#### Your objective
Only the pictures are to be left out; write out the rest of the data exactly.
[Opening Data extracts section]
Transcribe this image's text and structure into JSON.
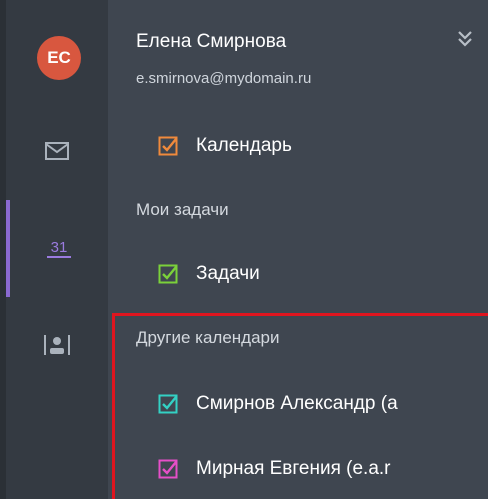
{
  "user": {
    "initials": "ЕС",
    "name": "Елена Смирнова",
    "email": "e.smirnova@mydomain.ru"
  },
  "rail": {
    "calendar_day": "31"
  },
  "calendars": {
    "main": {
      "label": "Календарь",
      "color": "#f08a3c"
    }
  },
  "tasks": {
    "section_label": "Мои задачи",
    "items": [
      {
        "label": "Задачи",
        "color": "#7bd13a"
      }
    ]
  },
  "other_calendars": {
    "section_label": "Другие календари",
    "items": [
      {
        "label": "Смирнов Александр (a",
        "color": "#33d1c4"
      },
      {
        "label": "Мирная Евгения (e.a.r",
        "color": "#e64fc8"
      }
    ]
  },
  "highlight_color": "#e0151f"
}
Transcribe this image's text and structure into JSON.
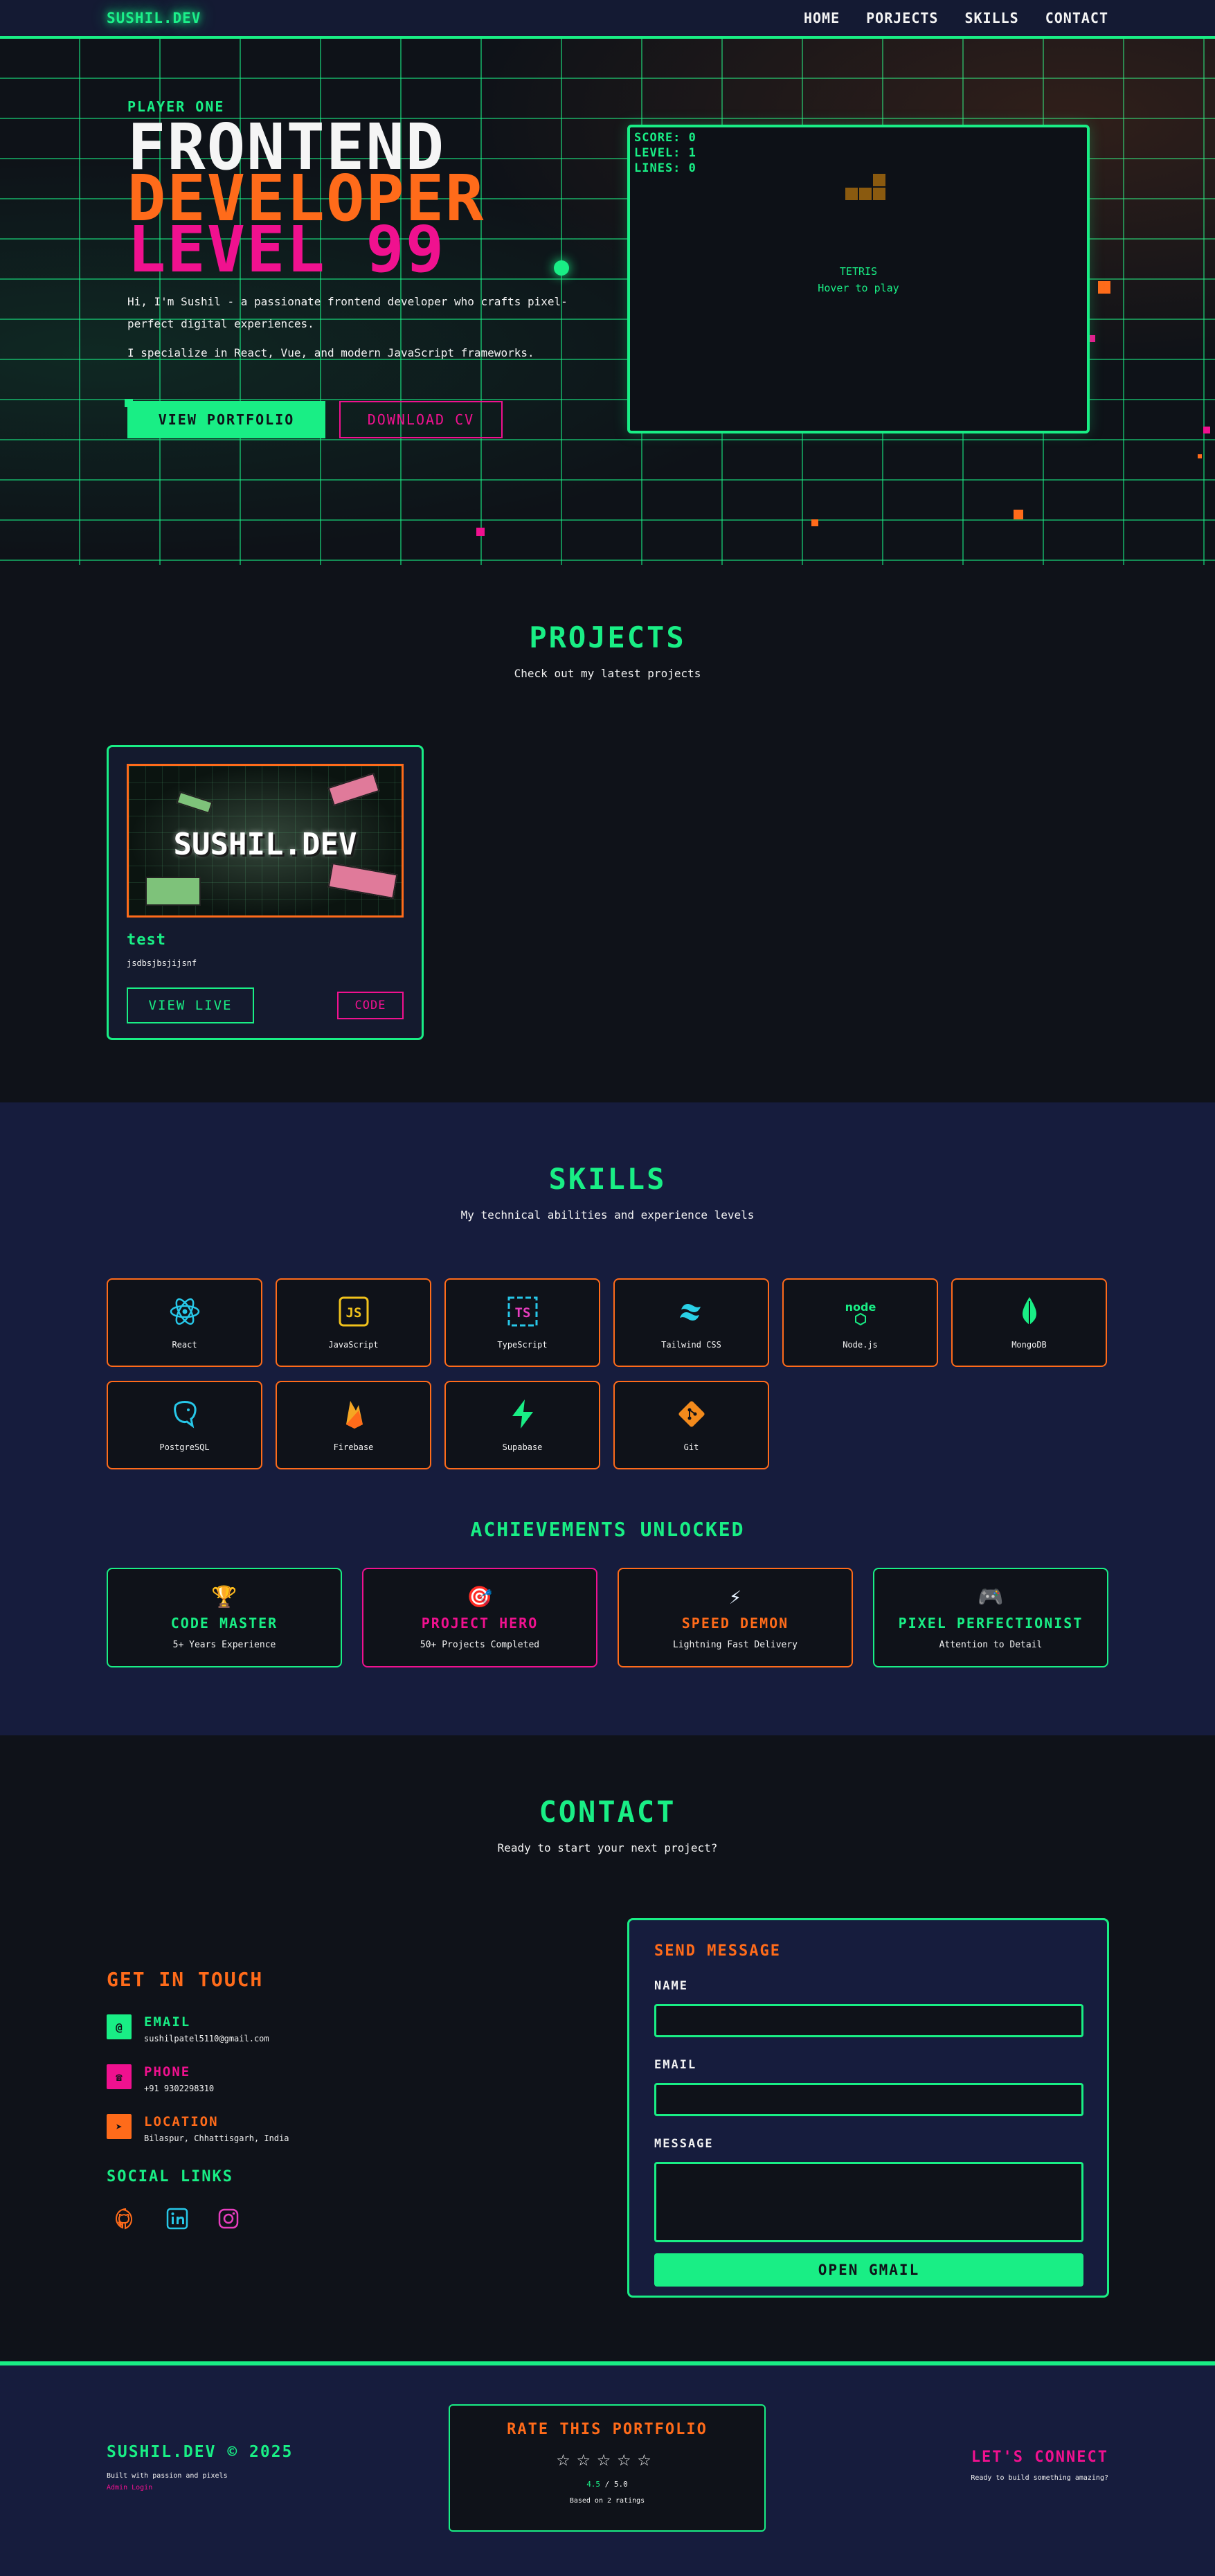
{
  "nav": {
    "logo": "SUSHIL.DEV",
    "links": [
      "HOME",
      "PORJECTS",
      "SKILLS",
      "CONTACT"
    ]
  },
  "hero": {
    "eyebrow": "PLAYER ONE",
    "title": [
      "FRONTEND",
      "DEVELOPER",
      "LEVEL 99"
    ],
    "intro": "Hi, I'm Sushil - a passionate frontend developer who crafts pixel-perfect digital experiences.",
    "specialty": "I specialize in React, Vue, and modern JavaScript frameworks.",
    "primary_button": "VIEW PORTFOLIO",
    "secondary_button": "DOWNLOAD CV"
  },
  "tetris": {
    "score": "SCORE: 0",
    "level": "LEVEL: 1",
    "lines": "LINES: 0",
    "name": "TETRIS",
    "hint": "Hover to play"
  },
  "projects": {
    "title": "PROJECTS",
    "subtitle": "Check out my latest projects",
    "items": [
      {
        "thumb_text": "SUSHIL.DEV",
        "name": "test",
        "description": "jsdbsjbsjijsnf",
        "live_label": "VIEW LIVE",
        "code_label": "CODE"
      }
    ]
  },
  "skills": {
    "title": "SKILLS",
    "subtitle": "My technical abilities and experience levels",
    "items": [
      {
        "name": "React",
        "icon": "react-icon",
        "color": "#27c7e8"
      },
      {
        "name": "JavaScript",
        "icon": "javascript-icon",
        "color": "#f0c21c"
      },
      {
        "name": "TypeScript",
        "icon": "typescript-icon",
        "color": "#e83dbf"
      },
      {
        "name": "Tailwind CSS",
        "icon": "tailwind-icon",
        "color": "#2ad0e6"
      },
      {
        "name": "Node.js",
        "icon": "nodejs-icon",
        "color": "#19ee85"
      },
      {
        "name": "MongoDB",
        "icon": "mongodb-icon",
        "color": "#19ee85"
      },
      {
        "name": "PostgreSQL",
        "icon": "postgresql-icon",
        "color": "#27c7e8"
      },
      {
        "name": "Firebase",
        "icon": "firebase-icon",
        "color": "#f5a623"
      },
      {
        "name": "Supabase",
        "icon": "supabase-icon",
        "color": "#19ee85"
      },
      {
        "name": "Git",
        "icon": "git-icon",
        "color": "#f28a1c"
      }
    ]
  },
  "achievements": {
    "title": "ACHIEVEMENTS UNLOCKED",
    "items": [
      {
        "icon": "🏆",
        "name": "CODE MASTER",
        "desc": "5+ Years Experience",
        "color": "#19ee85"
      },
      {
        "icon": "🎯",
        "name": "PROJECT HERO",
        "desc": "50+ Projects Completed",
        "color": "#f0118f"
      },
      {
        "icon": "⚡",
        "name": "SPEED DEMON",
        "desc": "Lightning Fast Delivery",
        "color": "#ff6b1a"
      },
      {
        "icon": "🎮",
        "name": "PIXEL PERFECTIONIST",
        "desc": "Attention to Detail",
        "color": "#19ee85"
      }
    ]
  },
  "contact": {
    "title": "CONTACT",
    "subtitle": "Ready to start your next project?",
    "get_in_touch": "GET IN TOUCH",
    "email_label": "EMAIL",
    "email_value": "sushilpatel5110@gmail.com",
    "phone_label": "PHONE",
    "phone_value": "+91 9302298310",
    "location_label": "LOCATION",
    "location_value": "Bilaspur, Chhattisgarh, India",
    "social_title": "SOCIAL LINKS",
    "form_title": "SEND MESSAGE",
    "name_label": "NAME",
    "form_email_label": "EMAIL",
    "message_label": "MESSAGE",
    "submit_label": "OPEN GMAIL"
  },
  "footer": {
    "brand": "SUSHIL.DEV © 2025",
    "tagline": "Built with passion and pixels",
    "admin": "Admin Login",
    "rate_title": "RATE THIS PORTFOLIO",
    "stars": "☆☆☆☆☆",
    "rating_value": "4.5",
    "rating_max": " / 5.0",
    "rating_count": "Based on 2 ratings",
    "connect": "LET'S CONNECT",
    "connect_sub": "Ready to build something amazing?"
  },
  "colors": {
    "green": "#19ee85",
    "orange": "#ff6b1a",
    "pink": "#f0118f",
    "navy": "#161c3d",
    "dark": "#0f1219"
  }
}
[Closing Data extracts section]
#### Exercise output
Transcribe this image's text and structure into JSON.
{
  "user": {
    "initials": "ЕС",
    "name": "Елена Смирнова",
    "email": "e.smirnova@mydomain.ru"
  },
  "rail": {
    "calendar_day": "31"
  },
  "calendars": {
    "main": {
      "label": "Календарь",
      "color": "#f08a3c"
    }
  },
  "tasks": {
    "section_label": "Мои задачи",
    "items": [
      {
        "label": "Задачи",
        "color": "#7bd13a"
      }
    ]
  },
  "other_calendars": {
    "section_label": "Другие календари",
    "items": [
      {
        "label": "Смирнов Александр (a",
        "color": "#33d1c4"
      },
      {
        "label": "Мирная Евгения (e.a.r",
        "color": "#e64fc8"
      }
    ]
  },
  "highlight_color": "#e0151f"
}
Transcribe this image's text and structure into JSON.
{
  "nav": {
    "logo": "SUSHIL.DEV",
    "links": [
      "HOME",
      "PORJECTS",
      "SKILLS",
      "CONTACT"
    ]
  },
  "hero": {
    "eyebrow": "PLAYER ONE",
    "title": [
      "FRONTEND",
      "DEVELOPER",
      "LEVEL 99"
    ],
    "intro": "Hi, I'm Sushil - a passionate frontend developer who crafts pixel-perfect digital experiences.",
    "specialty": "I specialize in React, Vue, and modern JavaScript frameworks.",
    "primary_button": "VIEW PORTFOLIO",
    "secondary_button": "DOWNLOAD CV"
  },
  "tetris": {
    "score": "SCORE: 0",
    "level": "LEVEL: 1",
    "lines": "LINES: 0",
    "name": "TETRIS",
    "hint": "Hover to play"
  },
  "projects": {
    "title": "PROJECTS",
    "subtitle": "Check out my latest projects",
    "items": [
      {
        "thumb_text": "SUSHIL.DEV",
        "name": "test",
        "description": "jsdbsjbsjijsnf",
        "live_label": "VIEW LIVE",
        "code_label": "CODE"
      }
    ]
  },
  "skills": {
    "title": "SKILLS",
    "subtitle": "My technical abilities and experience levels",
    "items": [
      {
        "name": "React",
        "icon": "react-icon",
        "color": "#27c7e8"
      },
      {
        "name": "JavaScript",
        "icon": "javascript-icon",
        "color": "#f0c21c"
      },
      {
        "name": "TypeScript",
        "icon": "typescript-icon",
        "color": "#e83dbf"
      },
      {
        "name": "Tailwind CSS",
        "icon": "tailwind-icon",
        "color": "#2ad0e6"
      },
      {
        "name": "Node.js",
        "icon": "nodejs-icon",
        "color": "#19ee85"
      },
      {
        "name": "MongoDB",
        "icon": "mongodb-icon",
        "color": "#19ee85"
      },
      {
        "name": "PostgreSQL",
        "icon": "postgresql-icon",
        "color": "#27c7e8"
      },
      {
        "name": "Firebase",
        "icon": "firebase-icon",
        "color": "#f5a623"
      },
      {
        "name": "Supabase",
        "icon": "supabase-icon",
        "color": "#19ee85"
      },
      {
        "name": "Git",
        "icon": "git-icon",
        "color": "#f28a1c"
      }
    ]
  },
  "achievements": {
    "title": "ACHIEVEMENTS UNLOCKED",
    "items": [
      {
        "icon": "🏆",
        "name": "CODE MASTER",
        "desc": "5+ Years Experience",
        "color": "#19ee85"
      },
      {
        "icon": "🎯",
        "name": "PROJECT HERO",
        "desc": "50+ Projects Completed",
        "color": "#f0118f"
      },
      {
        "icon": "⚡",
        "name": "SPEED DEMON",
        "desc": "Lightning Fast Delivery",
        "color": "#ff6b1a"
      },
      {
        "icon": "🎮",
        "name": "PIXEL PERFECTIONIST",
        "desc": "Attention to Detail",
        "color": "#19ee85"
      }
    ]
  },
  "contact": {
    "title": "CONTACT",
    "subtitle": "Ready to start your next project?",
    "get_in_touch": "GET IN TOUCH",
    "email_label": "EMAIL",
    "email_value": "sushilpatel5110@gmail.com",
    "phone_label": "PHONE",
    "phone_value": "+91 9302298310",
    "location_label": "LOCATION",
    "location_value": "Bilaspur, Chhattisgarh, India",
    "social_title": "SOCIAL LINKS",
    "form_title": "SEND MESSAGE",
    "name_label": "NAME",
    "form_email_label": "EMAIL",
    "message_label": "MESSAGE",
    "submit_label": "OPEN GMAIL"
  },
  "footer": {
    "brand": "SUSHIL.DEV © 2025",
    "tagline": "Built with passion and pixels",
    "admin": "Admin Login",
    "rate_title": "RATE THIS PORTFOLIO",
    "stars": "☆☆☆☆☆",
    "rating_value": "4.5",
    "rating_max": " / 5.0",
    "rating_count": "Based on 2 ratings",
    "connect": "LET'S CONNECT",
    "connect_sub": "Ready to build something amazing?"
  },
  "colors": {
    "green": "#19ee85",
    "orange": "#ff6b1a",
    "pink": "#f0118f",
    "navy": "#161c3d",
    "dark": "#0f1219"
  }
}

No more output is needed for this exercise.